*PROBLEM DESCRIPTION*. Here are some records; quote them exactly, leaving out the pictures.

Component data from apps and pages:
* * * * * * * * *

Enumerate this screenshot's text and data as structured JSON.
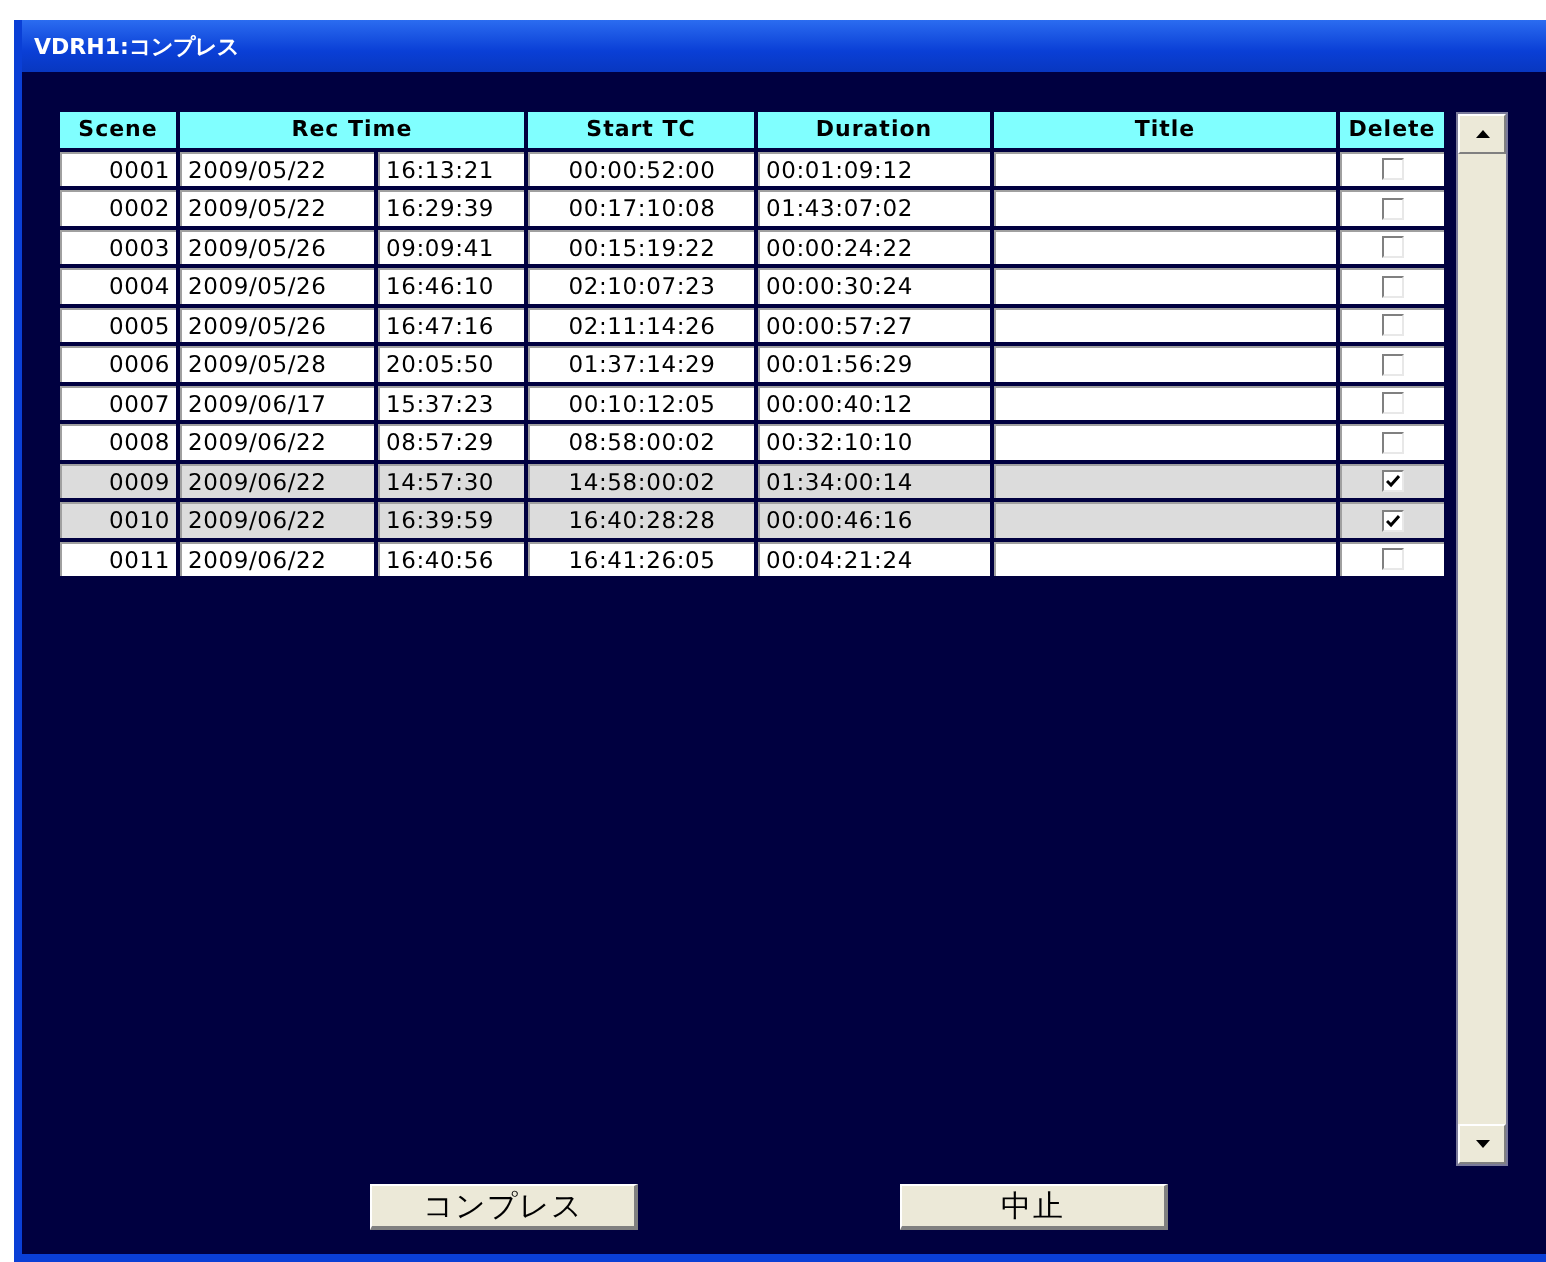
{
  "window": {
    "title": "VDRH1:コンプレス"
  },
  "table": {
    "columns": [
      {
        "label": "Scene"
      },
      {
        "label": "Rec Time"
      },
      {
        "label": "Start TC"
      },
      {
        "label": "Duration"
      },
      {
        "label": "Title"
      },
      {
        "label": "Delete"
      }
    ],
    "rows": [
      {
        "scene": "0001",
        "date": "2009/05/22",
        "time": "16:13:21",
        "start_tc": "00:00:52:00",
        "duration": "00:01:09:12",
        "selected": false,
        "checked": false
      },
      {
        "scene": "0002",
        "date": "2009/05/22",
        "time": "16:29:39",
        "start_tc": "00:17:10:08",
        "duration": "01:43:07:02",
        "selected": false,
        "checked": false
      },
      {
        "scene": "0003",
        "date": "2009/05/26",
        "time": "09:09:41",
        "start_tc": "00:15:19:22",
        "duration": "00:00:24:22",
        "selected": false,
        "checked": false
      },
      {
        "scene": "0004",
        "date": "2009/05/26",
        "time": "16:46:10",
        "start_tc": "02:10:07:23",
        "duration": "00:00:30:24",
        "selected": false,
        "checked": false
      },
      {
        "scene": "0005",
        "date": "2009/05/26",
        "time": "16:47:16",
        "start_tc": "02:11:14:26",
        "duration": "00:00:57:27",
        "selected": false,
        "checked": false
      },
      {
        "scene": "0006",
        "date": "2009/05/28",
        "time": "20:05:50",
        "start_tc": "01:37:14:29",
        "duration": "00:01:56:29",
        "selected": false,
        "checked": false
      },
      {
        "scene": "0007",
        "date": "2009/06/17",
        "time": "15:37:23",
        "start_tc": "00:10:12:05",
        "duration": "00:00:40:12",
        "selected": false,
        "checked": false
      },
      {
        "scene": "0008",
        "date": "2009/06/22",
        "time": "08:57:29",
        "start_tc": "08:58:00:02",
        "duration": "00:32:10:10",
        "selected": false,
        "checked": false
      },
      {
        "scene": "0009",
        "date": "2009/06/22",
        "time": "14:57:30",
        "start_tc": "14:58:00:02",
        "duration": "01:34:00:14",
        "selected": true,
        "checked": true
      },
      {
        "scene": "0010",
        "date": "2009/06/22",
        "time": "16:39:59",
        "start_tc": "16:40:28:28",
        "duration": "00:00:46:16",
        "selected": true,
        "checked": true
      },
      {
        "scene": "0011",
        "date": "2009/06/22",
        "time": "16:40:56",
        "start_tc": "16:41:26:05",
        "duration": "00:04:21:24",
        "selected": false,
        "checked": false
      }
    ]
  },
  "buttons": [
    {
      "label": "コンプレス"
    },
    {
      "label": "中止"
    }
  ]
}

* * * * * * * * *

*TASK RESULT*.
Enumerate this screenshot's text and data as structured JSON.
{
  "window": {
    "title": "VDRH1:コンプレス"
  },
  "table": {
    "columns": [
      {
        "label": "Scene"
      },
      {
        "label": "Rec Time"
      },
      {
        "label": "Start TC"
      },
      {
        "label": "Duration"
      },
      {
        "label": "Title"
      },
      {
        "label": "Delete"
      }
    ],
    "rows": [
      {
        "scene": "0001",
        "date": "2009/05/22",
        "time": "16:13:21",
        "start_tc": "00:00:52:00",
        "duration": "00:01:09:12",
        "selected": false,
        "checked": false
      },
      {
        "scene": "0002",
        "date": "2009/05/22",
        "time": "16:29:39",
        "start_tc": "00:17:10:08",
        "duration": "01:43:07:02",
        "selected": false,
        "checked": false
      },
      {
        "scene": "0003",
        "date": "2009/05/26",
        "time": "09:09:41",
        "start_tc": "00:15:19:22",
        "duration": "00:00:24:22",
        "selected": false,
        "checked": false
      },
      {
        "scene": "0004",
        "date": "2009/05/26",
        "time": "16:46:10",
        "start_tc": "02:10:07:23",
        "duration": "00:00:30:24",
        "selected": false,
        "checked": false
      },
      {
        "scene": "0005",
        "date": "2009/05/26",
        "time": "16:47:16",
        "start_tc": "02:11:14:26",
        "duration": "00:00:57:27",
        "selected": false,
        "checked": false
      },
      {
        "scene": "0006",
        "date": "2009/05/28",
        "time": "20:05:50",
        "start_tc": "01:37:14:29",
        "duration": "00:01:56:29",
        "selected": false,
        "checked": false
      },
      {
        "scene": "0007",
        "date": "2009/06/17",
        "time": "15:37:23",
        "start_tc": "00:10:12:05",
        "duration": "00:00:40:12",
        "selected": false,
        "checked": false
      },
      {
        "scene": "0008",
        "date": "2009/06/22",
        "time": "08:57:29",
        "start_tc": "08:58:00:02",
        "duration": "00:32:10:10",
        "selected": false,
        "checked": false
      },
      {
        "scene": "0009",
        "date": "2009/06/22",
        "time": "14:57:30",
        "start_tc": "14:58:00:02",
        "duration": "01:34:00:14",
        "selected": true,
        "checked": true
      },
      {
        "scene": "0010",
        "date": "2009/06/22",
        "time": "16:39:59",
        "start_tc": "16:40:28:28",
        "duration": "00:00:46:16",
        "selected": true,
        "checked": true
      },
      {
        "scene": "0011",
        "date": "2009/06/22",
        "time": "16:40:56",
        "start_tc": "16:41:26:05",
        "duration": "00:04:21:24",
        "selected": false,
        "checked": false
      }
    ]
  },
  "buttons": [
    {
      "label": "コンプレス"
    },
    {
      "label": "中止"
    }
  ]
}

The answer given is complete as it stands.